▼
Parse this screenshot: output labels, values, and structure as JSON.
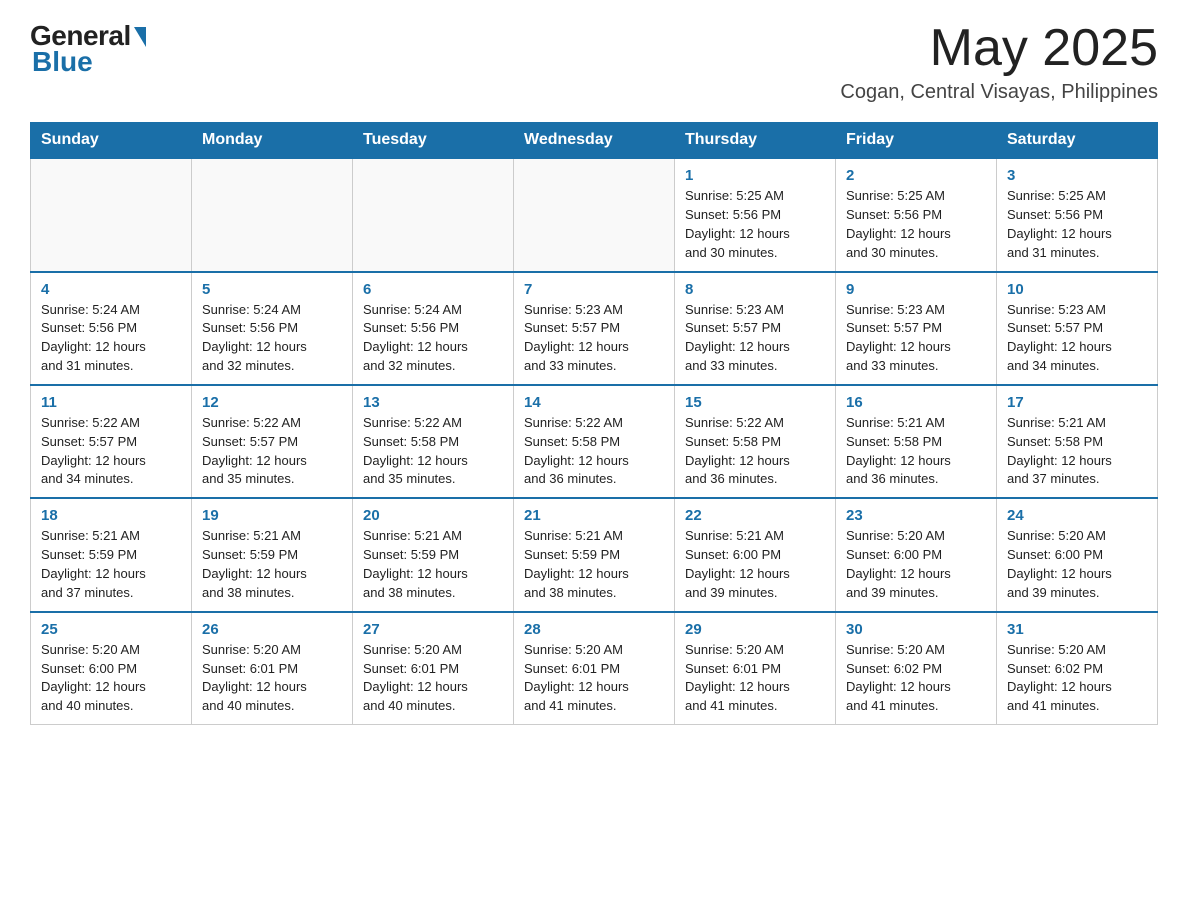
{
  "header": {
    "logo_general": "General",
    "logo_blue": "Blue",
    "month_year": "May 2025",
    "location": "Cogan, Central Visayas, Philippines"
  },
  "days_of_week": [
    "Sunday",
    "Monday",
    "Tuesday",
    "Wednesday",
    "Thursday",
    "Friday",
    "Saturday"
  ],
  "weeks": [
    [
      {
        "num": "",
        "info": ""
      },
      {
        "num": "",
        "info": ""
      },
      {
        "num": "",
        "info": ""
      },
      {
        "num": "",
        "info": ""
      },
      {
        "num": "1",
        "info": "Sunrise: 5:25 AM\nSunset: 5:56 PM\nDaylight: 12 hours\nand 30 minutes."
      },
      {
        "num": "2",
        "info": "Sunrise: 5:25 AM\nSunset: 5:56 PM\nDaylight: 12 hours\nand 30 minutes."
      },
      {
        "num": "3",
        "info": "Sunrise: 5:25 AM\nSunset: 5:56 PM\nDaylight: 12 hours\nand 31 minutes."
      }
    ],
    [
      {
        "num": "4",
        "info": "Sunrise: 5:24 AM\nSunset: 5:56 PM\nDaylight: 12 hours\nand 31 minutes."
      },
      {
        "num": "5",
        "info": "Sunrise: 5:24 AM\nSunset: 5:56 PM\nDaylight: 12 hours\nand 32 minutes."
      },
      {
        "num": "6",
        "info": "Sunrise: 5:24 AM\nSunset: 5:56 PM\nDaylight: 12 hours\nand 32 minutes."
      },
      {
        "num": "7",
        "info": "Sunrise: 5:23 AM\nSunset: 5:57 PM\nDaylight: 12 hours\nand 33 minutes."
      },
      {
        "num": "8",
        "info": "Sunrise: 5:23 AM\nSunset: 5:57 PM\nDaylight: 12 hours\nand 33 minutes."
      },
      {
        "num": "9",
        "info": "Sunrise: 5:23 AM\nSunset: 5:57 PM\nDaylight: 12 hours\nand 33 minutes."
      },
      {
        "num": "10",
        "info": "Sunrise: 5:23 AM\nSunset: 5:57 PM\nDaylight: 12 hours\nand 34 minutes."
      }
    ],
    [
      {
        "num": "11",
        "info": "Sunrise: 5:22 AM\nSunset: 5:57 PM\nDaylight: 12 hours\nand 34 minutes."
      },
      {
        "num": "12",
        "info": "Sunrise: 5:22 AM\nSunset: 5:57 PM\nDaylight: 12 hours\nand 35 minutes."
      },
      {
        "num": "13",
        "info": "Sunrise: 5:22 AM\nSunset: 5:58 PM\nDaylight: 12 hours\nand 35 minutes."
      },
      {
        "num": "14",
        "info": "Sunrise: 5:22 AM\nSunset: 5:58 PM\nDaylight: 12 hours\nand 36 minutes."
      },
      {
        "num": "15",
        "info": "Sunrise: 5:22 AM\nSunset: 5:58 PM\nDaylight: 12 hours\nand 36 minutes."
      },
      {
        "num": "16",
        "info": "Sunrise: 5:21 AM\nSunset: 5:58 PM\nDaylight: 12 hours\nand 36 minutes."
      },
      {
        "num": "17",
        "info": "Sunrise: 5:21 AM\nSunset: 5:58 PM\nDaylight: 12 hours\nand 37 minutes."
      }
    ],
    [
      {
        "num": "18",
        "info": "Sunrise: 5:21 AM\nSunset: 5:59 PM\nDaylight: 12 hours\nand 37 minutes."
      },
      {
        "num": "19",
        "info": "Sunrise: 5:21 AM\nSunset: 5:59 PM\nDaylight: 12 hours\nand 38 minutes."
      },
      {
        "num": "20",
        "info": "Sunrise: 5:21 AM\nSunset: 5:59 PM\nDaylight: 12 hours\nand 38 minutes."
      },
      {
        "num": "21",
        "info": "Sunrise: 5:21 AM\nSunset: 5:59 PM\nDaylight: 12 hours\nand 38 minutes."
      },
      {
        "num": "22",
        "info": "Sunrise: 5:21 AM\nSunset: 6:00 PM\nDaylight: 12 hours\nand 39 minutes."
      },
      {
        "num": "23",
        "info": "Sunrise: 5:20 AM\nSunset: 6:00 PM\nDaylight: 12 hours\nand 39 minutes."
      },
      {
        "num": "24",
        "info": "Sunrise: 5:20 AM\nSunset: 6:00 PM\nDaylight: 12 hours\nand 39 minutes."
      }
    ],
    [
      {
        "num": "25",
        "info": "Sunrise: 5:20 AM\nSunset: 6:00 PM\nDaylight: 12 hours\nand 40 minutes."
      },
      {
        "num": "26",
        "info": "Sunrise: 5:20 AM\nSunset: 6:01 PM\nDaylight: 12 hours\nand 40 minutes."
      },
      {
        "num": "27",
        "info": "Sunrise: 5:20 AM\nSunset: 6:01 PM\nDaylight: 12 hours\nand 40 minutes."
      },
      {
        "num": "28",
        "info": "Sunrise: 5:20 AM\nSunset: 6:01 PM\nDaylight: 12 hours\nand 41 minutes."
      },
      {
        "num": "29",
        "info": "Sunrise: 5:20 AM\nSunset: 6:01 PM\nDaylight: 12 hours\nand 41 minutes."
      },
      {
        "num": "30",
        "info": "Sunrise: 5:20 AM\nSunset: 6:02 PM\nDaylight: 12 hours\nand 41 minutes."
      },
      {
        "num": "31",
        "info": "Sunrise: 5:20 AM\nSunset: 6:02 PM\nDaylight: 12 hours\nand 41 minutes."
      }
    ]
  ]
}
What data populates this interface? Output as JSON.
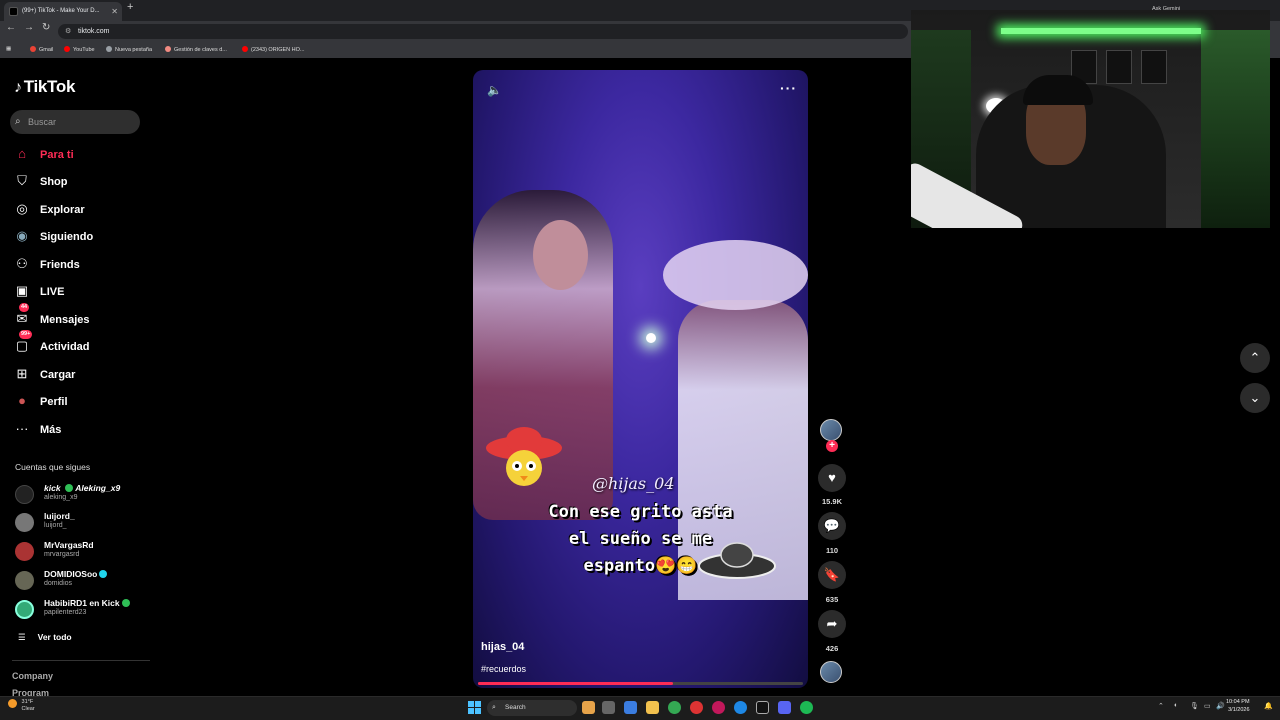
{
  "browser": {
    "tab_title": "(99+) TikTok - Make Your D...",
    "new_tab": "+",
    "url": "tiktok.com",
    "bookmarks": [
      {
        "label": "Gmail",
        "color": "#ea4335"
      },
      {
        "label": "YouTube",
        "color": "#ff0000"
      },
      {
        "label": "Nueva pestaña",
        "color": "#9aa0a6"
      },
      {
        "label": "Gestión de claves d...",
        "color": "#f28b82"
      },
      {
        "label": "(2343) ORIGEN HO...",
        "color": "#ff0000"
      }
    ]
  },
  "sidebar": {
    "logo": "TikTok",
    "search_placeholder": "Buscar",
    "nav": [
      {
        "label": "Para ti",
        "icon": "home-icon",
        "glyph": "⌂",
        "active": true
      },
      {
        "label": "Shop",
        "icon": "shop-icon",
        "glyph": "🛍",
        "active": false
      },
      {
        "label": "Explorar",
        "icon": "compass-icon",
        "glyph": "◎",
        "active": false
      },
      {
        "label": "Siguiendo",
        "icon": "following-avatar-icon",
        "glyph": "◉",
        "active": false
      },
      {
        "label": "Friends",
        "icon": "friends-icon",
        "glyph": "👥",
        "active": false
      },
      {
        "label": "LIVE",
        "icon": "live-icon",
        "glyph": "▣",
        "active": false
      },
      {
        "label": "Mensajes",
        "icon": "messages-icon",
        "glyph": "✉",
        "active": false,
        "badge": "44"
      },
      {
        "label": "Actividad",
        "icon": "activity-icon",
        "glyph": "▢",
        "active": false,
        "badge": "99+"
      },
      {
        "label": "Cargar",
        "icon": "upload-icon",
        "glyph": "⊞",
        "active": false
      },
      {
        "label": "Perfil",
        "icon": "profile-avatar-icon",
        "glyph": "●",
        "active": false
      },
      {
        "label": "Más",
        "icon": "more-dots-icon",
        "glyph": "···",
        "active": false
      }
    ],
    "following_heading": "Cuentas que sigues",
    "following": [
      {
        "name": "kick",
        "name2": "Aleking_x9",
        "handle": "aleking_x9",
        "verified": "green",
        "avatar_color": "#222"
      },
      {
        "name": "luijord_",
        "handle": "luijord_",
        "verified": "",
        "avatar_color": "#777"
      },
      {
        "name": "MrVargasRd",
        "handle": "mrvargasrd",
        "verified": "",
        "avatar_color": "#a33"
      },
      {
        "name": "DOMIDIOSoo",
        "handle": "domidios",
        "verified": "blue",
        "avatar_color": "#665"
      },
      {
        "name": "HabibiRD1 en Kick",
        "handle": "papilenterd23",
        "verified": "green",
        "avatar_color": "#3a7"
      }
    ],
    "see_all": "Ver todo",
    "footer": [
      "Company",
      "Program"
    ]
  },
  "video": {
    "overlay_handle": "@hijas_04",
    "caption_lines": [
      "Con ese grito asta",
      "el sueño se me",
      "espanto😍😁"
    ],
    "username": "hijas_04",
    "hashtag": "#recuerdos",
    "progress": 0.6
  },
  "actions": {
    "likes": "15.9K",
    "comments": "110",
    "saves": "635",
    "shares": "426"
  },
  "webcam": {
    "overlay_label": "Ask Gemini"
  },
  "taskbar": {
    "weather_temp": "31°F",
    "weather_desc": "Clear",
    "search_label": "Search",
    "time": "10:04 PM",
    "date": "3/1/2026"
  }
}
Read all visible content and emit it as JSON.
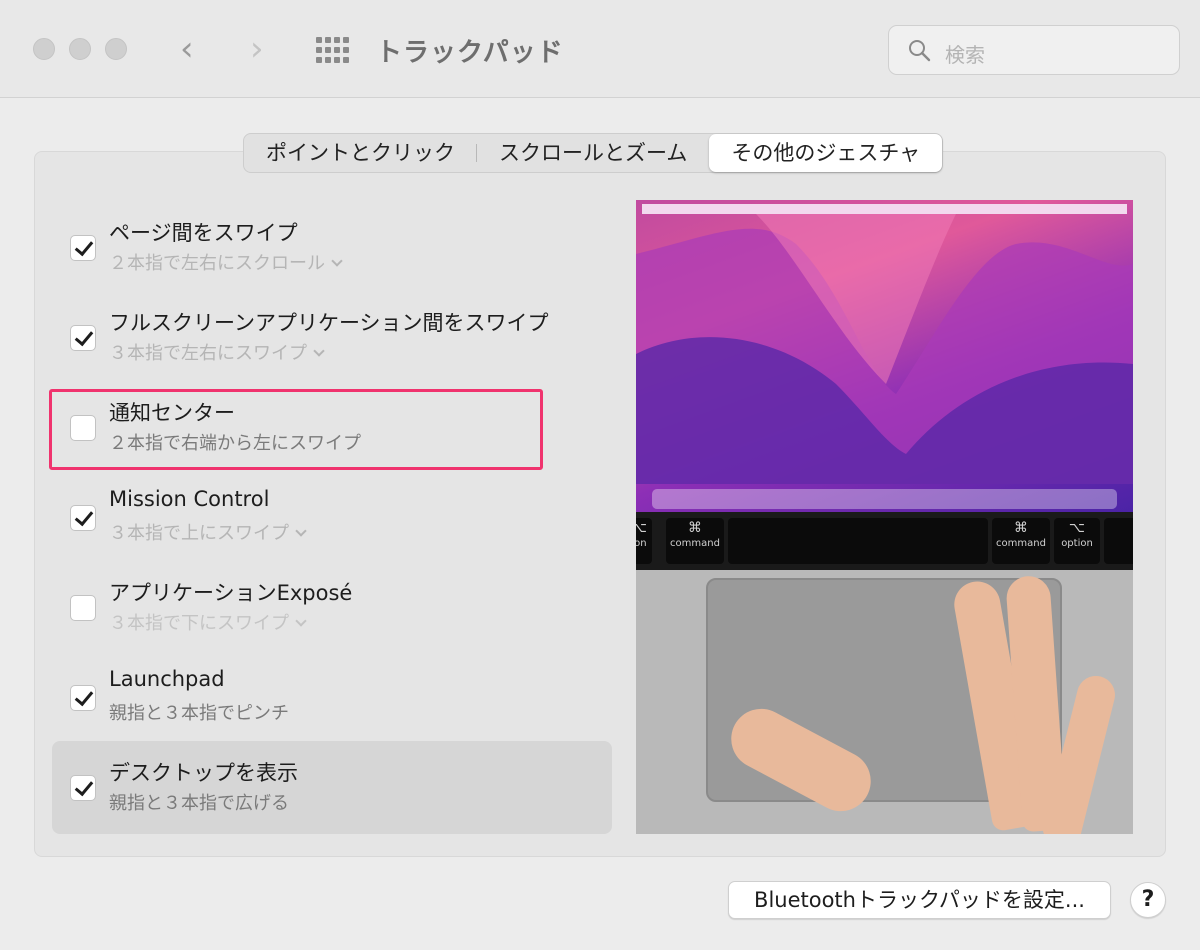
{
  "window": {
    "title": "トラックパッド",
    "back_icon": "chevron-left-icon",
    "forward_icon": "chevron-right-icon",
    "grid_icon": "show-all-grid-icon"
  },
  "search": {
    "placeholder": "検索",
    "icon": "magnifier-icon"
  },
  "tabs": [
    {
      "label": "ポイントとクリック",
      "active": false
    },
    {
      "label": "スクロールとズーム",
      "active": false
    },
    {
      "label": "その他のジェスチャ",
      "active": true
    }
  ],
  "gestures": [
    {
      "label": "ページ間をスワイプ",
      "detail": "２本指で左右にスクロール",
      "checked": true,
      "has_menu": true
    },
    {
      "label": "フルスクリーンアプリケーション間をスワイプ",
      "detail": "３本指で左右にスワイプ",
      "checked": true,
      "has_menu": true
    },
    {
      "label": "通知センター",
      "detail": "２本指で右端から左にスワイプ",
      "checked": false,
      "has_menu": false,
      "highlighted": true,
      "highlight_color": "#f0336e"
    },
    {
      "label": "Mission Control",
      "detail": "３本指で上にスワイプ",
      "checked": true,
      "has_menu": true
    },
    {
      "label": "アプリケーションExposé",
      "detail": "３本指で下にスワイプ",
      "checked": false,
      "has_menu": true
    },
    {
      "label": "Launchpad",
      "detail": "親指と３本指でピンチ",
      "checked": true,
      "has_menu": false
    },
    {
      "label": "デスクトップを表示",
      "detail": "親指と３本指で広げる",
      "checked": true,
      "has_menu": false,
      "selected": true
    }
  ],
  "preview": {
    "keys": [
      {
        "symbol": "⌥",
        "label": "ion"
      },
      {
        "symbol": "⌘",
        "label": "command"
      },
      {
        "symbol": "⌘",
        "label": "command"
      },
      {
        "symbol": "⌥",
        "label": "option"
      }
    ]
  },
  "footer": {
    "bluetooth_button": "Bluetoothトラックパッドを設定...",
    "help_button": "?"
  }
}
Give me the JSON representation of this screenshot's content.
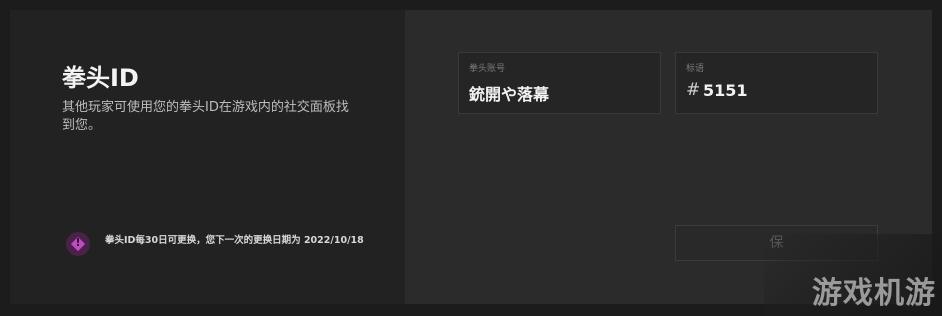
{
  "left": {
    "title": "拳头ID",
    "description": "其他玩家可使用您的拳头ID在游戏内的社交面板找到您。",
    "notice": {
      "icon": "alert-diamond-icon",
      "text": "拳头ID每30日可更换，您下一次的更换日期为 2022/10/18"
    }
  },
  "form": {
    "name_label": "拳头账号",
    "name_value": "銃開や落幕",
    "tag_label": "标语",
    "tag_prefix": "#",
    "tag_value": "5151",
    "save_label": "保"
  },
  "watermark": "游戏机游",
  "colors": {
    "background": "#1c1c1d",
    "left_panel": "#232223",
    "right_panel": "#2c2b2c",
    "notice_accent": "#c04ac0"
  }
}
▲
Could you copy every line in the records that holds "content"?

**WRITTEN SOLUTION**
Read all visible content and emit it as JSON.
Give me the JSON representation of this screenshot's content.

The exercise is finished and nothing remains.